Which leads to the curious ironies of modern protectionism. For all the hand-wringing over Chinese imports, we are missing the forest for the trees. If we redirect national resources to manufacturing the plastic dog poop currently made in China, where will the next semiconductor come from? The next integrated circuit? Cell phone? Internet?
Are we truly willing to sacrifice our standard of living for an illusion of self-sufficiency that, in the end, would be subject to overrun by whichever society ends up taking the mantle of invention from us? I suppose it’s nice to know how to grow your own corn, but that doesn’t matter so much as which country ends up with the next superweapon.
Which, incidentally, sheds more doubt on our current policy of cowboy interventionism abroad. If we keep throwing trillions at far-flung sandpits with no strategic value and paying for it by clipping our coins (read: “Federal Reserve open market operations”), we can reasonably expect to see lower standards of living, compounded by a general unpreparedness for whichever external entity might next pose a real military threat to us.

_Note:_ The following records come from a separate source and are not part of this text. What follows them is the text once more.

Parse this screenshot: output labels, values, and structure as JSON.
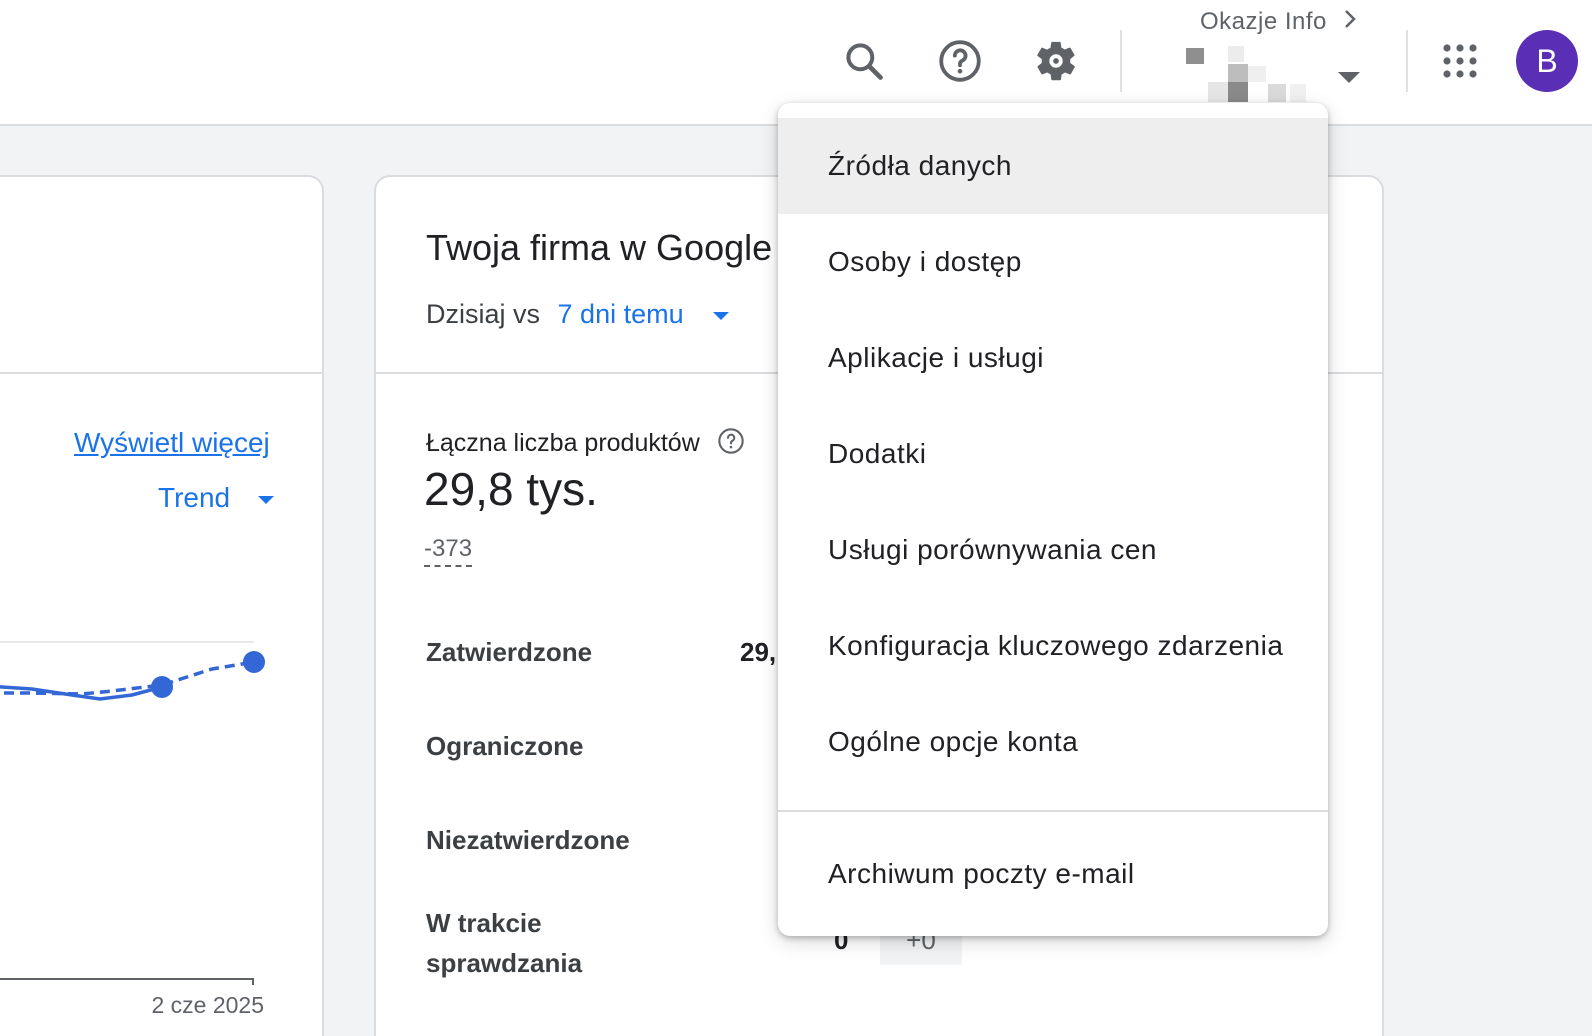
{
  "header": {
    "account_label": "Okazje Info",
    "avatar_letter": "B"
  },
  "left_card": {
    "view_more": "Wyświetl więcej",
    "trend_label": "Trend",
    "date_label": "2 cze 2025",
    "line_color": "#3367d6"
  },
  "main_card": {
    "title": "Twoja firma w Google",
    "compare_prefix": "Dzisiaj vs",
    "compare_value": "7 dni temu",
    "total_label": "Łączna liczba produktów",
    "total_value": "29,8 tys.",
    "total_change": "-373",
    "rows": [
      {
        "label": "Zatwierdzone",
        "value": "29,"
      },
      {
        "label": "Ograniczone"
      },
      {
        "label": "Niezatwierdzone"
      },
      {
        "label_line1": "W trakcie",
        "label_line2": "sprawdzania",
        "value": "0",
        "change": "+0"
      }
    ]
  },
  "settings_menu": {
    "items": [
      {
        "label": "Źródła danych",
        "active": true
      },
      {
        "label": "Osoby i dostęp"
      },
      {
        "label": "Aplikacje i usługi"
      },
      {
        "label": "Dodatki"
      },
      {
        "label": "Usługi porównywania cen"
      },
      {
        "label": "Konfiguracja kluczowego zdarzenia"
      },
      {
        "label": "Ogólne opcje konta"
      }
    ],
    "footer_item": "Archiwum poczty e-mail"
  },
  "colors": {
    "accent": "#1a73e8",
    "avatar": "#5b2fb5"
  }
}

Whether the genesis of survivalism and protectionism is xenophobia, aftermath of disaster, or just poor economics, it does not suit our society. We need to be free to enjoy the gains from cooperation and trade, and we need to be unencumbered by fantastical world-police missions in order to protect the gains we have already made. Now, in the aftermath of a horrible Japanese disaster, and in the midst of heated rhetoric on free trade, especially with China, we need sober voices to stand up for freedom more than ever.